Returning for the awards ceremony and interview with Vint Cerf I was feeling refreshed and ready for some good quality experiences. It was great to see some people that I met at the first timers event receiving awards. The rest of it was a sometimes interesting but far too long of an event of clapping for people I've never heard or seen. I was overjoyed when the interview finally started.

The discussion with Vint Cert was uplifting and invigorating. Many things brought up were so inspirational that I really felt like it gave me a purpose in taking part in the progression of this information revolution. Some of the most interesting things discussed involved intellectual property owners of obsolete software allowing others to use their created files lest they become so much digital trash. He mentioned the fear of standing on a large pile of useless files that nobody could open, and postulated on these ideas to prevent such a hell. He also ballyhooed the idea that information is power and quoted the much more relevant "sharing information is power." This is an axiom for us to live by. Finally, I keenly listened to his descriptions of solar powered internet cafes that used satellites to provide internet access in remote areas. There is a great reason that Vint is such a visionary and internet evangelist.

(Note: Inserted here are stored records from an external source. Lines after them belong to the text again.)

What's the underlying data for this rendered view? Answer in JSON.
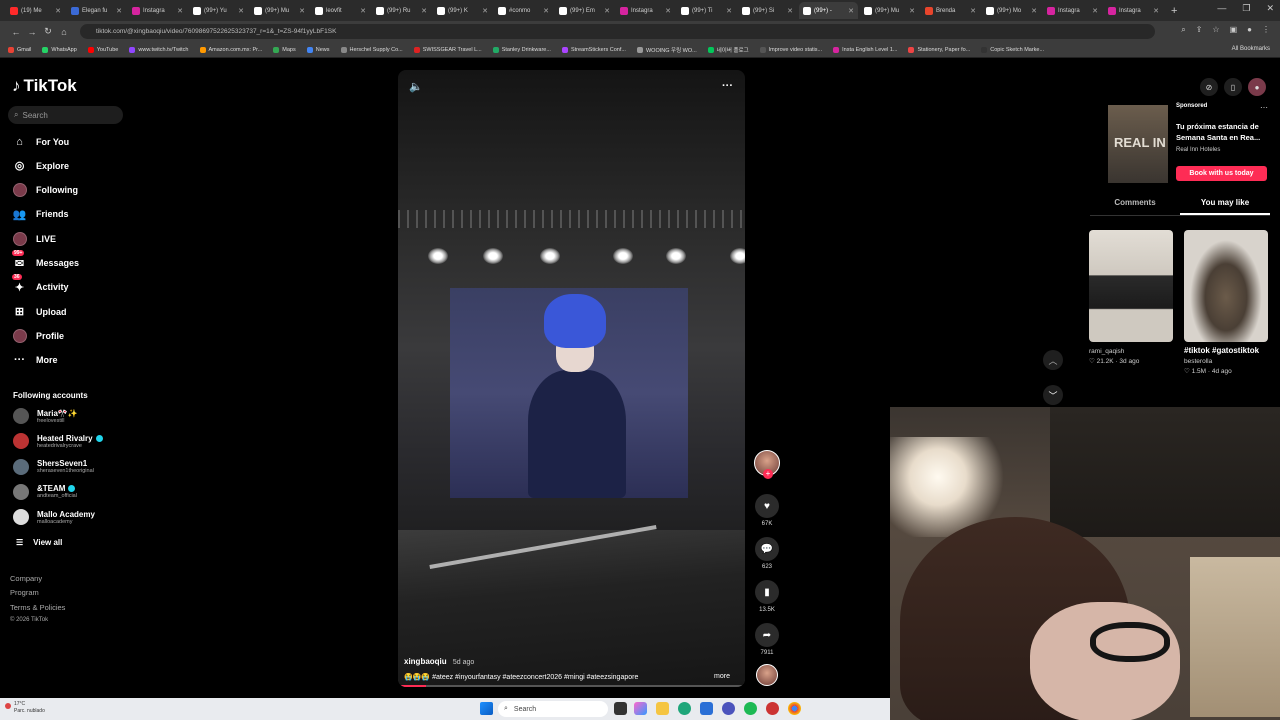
{
  "browser": {
    "tabs": [
      {
        "label": "(19) Me",
        "color": "#ff2a2a"
      },
      {
        "label": "Elegan fu",
        "color": "#3b6ad6"
      },
      {
        "label": "Instagra",
        "color": "#d6249f"
      },
      {
        "label": "(99+) Yu",
        "color": "#ffffff"
      },
      {
        "label": "(99+) Mu",
        "color": "#ffffff"
      },
      {
        "label": "leovfit",
        "color": "#ffffff"
      },
      {
        "label": "(99+) Ru",
        "color": "#ffffff"
      },
      {
        "label": "(99+) K",
        "color": "#ffffff"
      },
      {
        "label": "#conmo",
        "color": "#ffffff"
      },
      {
        "label": "(99+) Em",
        "color": "#ffffff"
      },
      {
        "label": "Instagra",
        "color": "#d6249f"
      },
      {
        "label": "(99+) Ti",
        "color": "#ffffff"
      },
      {
        "label": "(99+) Si",
        "color": "#ffffff"
      },
      {
        "label": "(99+) -",
        "color": "#ffffff",
        "active": true
      },
      {
        "label": "(99+) Mu",
        "color": "#ffffff"
      },
      {
        "label": "Brenda",
        "color": "#e8452c"
      },
      {
        "label": "(99+) Mo",
        "color": "#ffffff"
      },
      {
        "label": "Instagra",
        "color": "#d6249f"
      },
      {
        "label": "Instagra",
        "color": "#d6249f"
      }
    ],
    "url": "tiktok.com/@xingbaoqiu/video/76098697522625323737_r=1&_t=ZS-94f1yyLbF1SK",
    "bookmarks": [
      {
        "label": "Gmail",
        "color": "#ea4335"
      },
      {
        "label": "WhatsApp",
        "color": "#25d366"
      },
      {
        "label": "YouTube",
        "color": "#ff0000"
      },
      {
        "label": "www.twitch.tv/Twitch",
        "color": "#9146ff"
      },
      {
        "label": "Amazon.com.mx: Pr...",
        "color": "#ff9900"
      },
      {
        "label": "Maps",
        "color": "#34a853"
      },
      {
        "label": "News",
        "color": "#4285f4"
      },
      {
        "label": "Herschel Supply Co...",
        "color": "#888888"
      },
      {
        "label": "SWISSGEAR Travel L...",
        "color": "#d22"
      },
      {
        "label": "Stanley Drinkware...",
        "color": "#2a6"
      },
      {
        "label": "StreamStickers Conf...",
        "color": "#a4f"
      },
      {
        "label": "WOOING 우링 WO...",
        "color": "#999"
      },
      {
        "label": "네이버 플로그",
        "color": "#03c75a"
      },
      {
        "label": "Improve video statis...",
        "color": "#555"
      },
      {
        "label": "Insta English Level 1...",
        "color": "#d6249f"
      },
      {
        "label": "Stationery, Paper fo...",
        "color": "#e44"
      },
      {
        "label": "Copic Sketch Marke...",
        "color": "#333"
      }
    ],
    "all_bookmarks": "All Bookmarks"
  },
  "sidebar": {
    "brand": "TikTok",
    "search_placeholder": "Search",
    "nav": [
      {
        "label": "For You",
        "icon": "home-icon"
      },
      {
        "label": "Explore",
        "icon": "compass-icon"
      },
      {
        "label": "Following",
        "icon": "following-icon"
      },
      {
        "label": "Friends",
        "icon": "friends-icon"
      },
      {
        "label": "LIVE",
        "icon": "live-icon"
      },
      {
        "label": "Messages",
        "icon": "messages-icon",
        "badge": "99+"
      },
      {
        "label": "Activity",
        "icon": "activity-icon",
        "badge": "36"
      },
      {
        "label": "Upload",
        "icon": "upload-icon"
      },
      {
        "label": "Profile",
        "icon": "profile-icon"
      },
      {
        "label": "More",
        "icon": "more-icon"
      }
    ],
    "following_title": "Following accounts",
    "accounts": [
      {
        "name": "Maria🎌✨",
        "handle": "freelovestill",
        "verified": false,
        "color": "#555"
      },
      {
        "name": "Heated Rivalry",
        "handle": "heatedrivalrycrave",
        "verified": true,
        "color": "#b33"
      },
      {
        "name": "ShersSeven1",
        "handle": "sheraseven1theoriginal",
        "verified": false,
        "color": "#5a6b7a"
      },
      {
        "name": "&TEAM",
        "handle": "andteam_official",
        "verified": true,
        "color": "#777"
      },
      {
        "name": "Mallo Academy",
        "handle": "malloacademy",
        "verified": false,
        "color": "#ddd"
      }
    ],
    "view_all": "View all",
    "footer": [
      "Company",
      "Program",
      "Terms & Policies",
      "© 2026 TikTok"
    ]
  },
  "video": {
    "author": "xingbaoqiu",
    "time": "5d ago",
    "caption": "😭😭😭 #ateez #inyourfantasy #ateezconcert2026 #mingi #ateezsingapore",
    "more": "more",
    "progress": 0.08
  },
  "actions": {
    "likes": "67K",
    "comments": "623",
    "saves": "13.5K",
    "shares": "7911"
  },
  "right_panel": {
    "sponsor_label": "Sponsored",
    "ad_title": "Tu próxima estancia de Semana Santa en Rea...",
    "ad_brand": "Real Inn Hoteles",
    "ad_button": "Book with us today",
    "ad_image_text": "REAL IN",
    "tabs": [
      "Comments",
      "You may like"
    ],
    "active_tab": 1,
    "recs": [
      {
        "title": "",
        "author": "rami_qaqish",
        "likes": "21.2K",
        "ago": "3d ago",
        "color": "#d9d4cc"
      },
      {
        "title": "#tiktok #gatostiktok",
        "author": "besterolla",
        "likes": "1.5M",
        "ago": "4d ago",
        "color": "#c7c2bb"
      }
    ]
  },
  "taskbar": {
    "weather_temp": "17°C",
    "weather_desc": "Parc. nublado",
    "search": "Search"
  }
}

Finally I made it over to the Microsoft event, which I originally had no plan to attend, but I'm glad I did.When I first got there it was ridiculously packed, but after some crowd mingling I found some excellent food and an even greater view. I met some great people, professional law librarians and other students from around the country. I even went into a tirade about copyright issues and the wonderfulness that is flickr with a law librarian. It was such a great time.